Last week, the Assembly of Catholic Bishops of Ontario issued a three-page brief regarding bills 13 and 14 (the bullying/GSA bills). Although there were a few good points in the brief, it’s largely relativistic in its approach that undermines Catholic teaching on the important issue of homosexual behaviour.
The bill rightly denounces the evil of bullying and deplores the suffering it causes to children. It is unequivocal in condemning bullying as being incompatible with the Gospel and urges that all forms of bullying receive the same attention, not just the most politically-correct ones. It also emphasizes the principle of subsidiarity, calling for specific initiatives against bullying to be decided by individual schools based on their local situation.
These are good points, but you’ll notice that none of them touch on the issue of Catholic teaching on homosexual behaviour. They do eventually get around to that topic in the second half of the brief, with catastrophic results.
Their treatment of gay-straight alliances (GSAs) is a relativistic disaster. Here’s the key paragraph:
Furthermore, there are many different pathways to reach the goal of developing welcoming schools in which all people are treated with love and respect. To attain that goal, which we all desire, each school should follow a way in harmony with its underlying principles. It is not helpful to propose one particular way, such as the one commonly called a GSA, as in some way normative for all. Those who prefer that approach (whatever name is used for a group following that model) can easily find it elsewhere, but Catholic schools have their own highly developed ways of attaining the goal of creating a welcoming school, and offering personal support, ways based upon the Gospel principles which are the foundation of Catholic education. It is not beneficial to insist that they adopt one particular methodology that comes from a different perspective. Surely there is room in our province for alternative approaches. As long as the common goal of a loving school community is attained, diversity of methodology is a benefit which enriches the experience of education. (Source) – Emphasis added.
That paragraph is a relativistic statement that basically says that all approaches to homosexual behaviour are equal. The bishops are essentially saying: It’s okay for the public schools to have GSAs, but we prefer to do things a little differently in our Catholic schools. There’s no particular reason, mind you, it’s just an idiosyncratic preference. We Catholics are a different breed, like a sect of prudes. Different strokes for different folks, eh? That’s the Canadian way. You guys can continue affirming the gay lifestyle but please accommodate our bizarre beliefs.
The last sentence in that paragraph is like a paraphrase of the Winnipeg Statement’s “in good conscience” clause. It’s basically saying that as long as we’re all striving for the same goal of building loving schools, the approaches we use don’t really matter and they’re all good.
No, they’re not all good.
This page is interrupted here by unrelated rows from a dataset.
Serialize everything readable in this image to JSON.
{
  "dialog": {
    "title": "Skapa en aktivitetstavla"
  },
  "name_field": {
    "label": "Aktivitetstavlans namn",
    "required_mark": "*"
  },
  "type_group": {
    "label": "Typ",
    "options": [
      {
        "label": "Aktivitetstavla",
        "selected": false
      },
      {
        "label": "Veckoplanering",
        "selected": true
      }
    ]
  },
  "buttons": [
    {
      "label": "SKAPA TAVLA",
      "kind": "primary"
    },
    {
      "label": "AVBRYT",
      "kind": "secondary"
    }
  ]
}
Homosexual behaviour is a disorder and the Church has the responsibility to proclaim it. It’s not just a disorder for Catholics, it’s a disorder for everybody because it’s a violation of natural law. By saying that all approaches to homosexual behaviour are equal, the bishops are affirming people in their sin and failing to call them to conversion, which is really the Church’s main reason for existing. Instead of the “new evangelization”, we have the “no evangelization” or even the “anti-evangelization”.
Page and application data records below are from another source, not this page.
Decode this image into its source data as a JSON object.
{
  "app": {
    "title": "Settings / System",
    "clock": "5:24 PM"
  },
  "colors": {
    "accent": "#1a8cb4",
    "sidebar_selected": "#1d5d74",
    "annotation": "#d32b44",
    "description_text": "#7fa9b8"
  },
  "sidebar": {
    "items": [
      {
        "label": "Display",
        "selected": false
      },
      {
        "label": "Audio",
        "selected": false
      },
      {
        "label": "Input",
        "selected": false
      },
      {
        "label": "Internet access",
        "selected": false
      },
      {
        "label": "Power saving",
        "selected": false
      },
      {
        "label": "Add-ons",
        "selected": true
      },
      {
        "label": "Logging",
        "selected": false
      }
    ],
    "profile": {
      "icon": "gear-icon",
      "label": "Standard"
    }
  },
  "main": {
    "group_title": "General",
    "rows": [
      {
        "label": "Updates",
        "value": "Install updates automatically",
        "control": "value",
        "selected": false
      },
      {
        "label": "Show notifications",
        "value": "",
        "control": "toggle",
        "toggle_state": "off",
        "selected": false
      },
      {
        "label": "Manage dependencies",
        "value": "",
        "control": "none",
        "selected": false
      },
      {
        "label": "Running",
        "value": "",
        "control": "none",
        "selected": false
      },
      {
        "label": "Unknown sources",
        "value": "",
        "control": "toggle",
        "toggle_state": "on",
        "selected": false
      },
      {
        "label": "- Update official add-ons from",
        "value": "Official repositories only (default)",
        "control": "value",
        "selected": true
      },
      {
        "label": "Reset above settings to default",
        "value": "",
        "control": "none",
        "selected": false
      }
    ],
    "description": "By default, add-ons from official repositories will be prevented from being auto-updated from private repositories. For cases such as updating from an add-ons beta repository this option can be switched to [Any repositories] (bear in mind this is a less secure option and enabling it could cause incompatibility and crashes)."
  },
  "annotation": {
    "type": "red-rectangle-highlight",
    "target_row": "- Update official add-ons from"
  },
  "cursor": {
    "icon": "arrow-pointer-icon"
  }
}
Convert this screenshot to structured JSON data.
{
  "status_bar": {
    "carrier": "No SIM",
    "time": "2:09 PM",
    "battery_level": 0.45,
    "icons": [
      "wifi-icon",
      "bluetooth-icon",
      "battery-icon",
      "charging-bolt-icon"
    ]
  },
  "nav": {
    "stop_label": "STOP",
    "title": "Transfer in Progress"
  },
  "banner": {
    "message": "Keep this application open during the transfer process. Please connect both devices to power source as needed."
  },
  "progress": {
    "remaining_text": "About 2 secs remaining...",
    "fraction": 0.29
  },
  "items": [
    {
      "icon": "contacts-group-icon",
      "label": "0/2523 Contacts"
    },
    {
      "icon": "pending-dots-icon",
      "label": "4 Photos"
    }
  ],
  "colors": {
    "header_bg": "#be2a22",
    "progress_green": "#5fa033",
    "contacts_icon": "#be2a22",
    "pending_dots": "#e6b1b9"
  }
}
The bishops have failed to show charity towards Ontarians by failing to lead them to the Truth. They apparently don’t want to upset people on their trip to hell. With all the emphasis in the Marshmallow Church on being “nice” and “charitable”, they sure don’t hesitate to let the sheep get devoured by the wolves.
There’s nothing wrong, per se, in arguing that Catholics can achieve the same result of eliminating bullying through different means. However, in making this point, you cannot portray all methods as being morally equal. You cannot claim that affirming gays in their lifestyle is “a benefit which enriches the experience of education“. No! You can, however, make the point that the bullying can be fought with moral means.
What the Bishops Should Have Said
Instead, the bishops should have made three key points.
First, they should have explained, in a simple and charitable way, how homosexual behaviour is a violation of the natural law and a distortion of individual identity. It is therefore unlawful for the government to be promoting, normalizing or legitimizing this lifestyle in any school, public or Catholic.
Second, they should have emphasized that the evil of bullying can only be fought using means that are morally acceptable. Based on such an approach, they should have committed to achieving lower bullying rates in the Catholic school system than in the public system and be willing to be measured and held accountable to that goal. This would prove that bullying can be eradicated through moral means.
Third, they should have politely stated that the Catholic schools would not implement GSAs should the government decide to impose them, and that legal recourse would be sought, if necessary.
That’s how they should have approached this problem. Without selling their souls. Without throwing the faithful under the bus of moral confusion. Or stating – rather matter of factly – that it’s merely a difference in approach that should be respected.
Regarding the second point, Left activists would have been quick to counter that it isn’t sufficient to abolish bullying if you are simultaneously discouraging the gay lifestyle based on the Gospel. In that case, we would have exposed their bill for what it really is, an attempt to legitimize homosexuality and not fight bullying.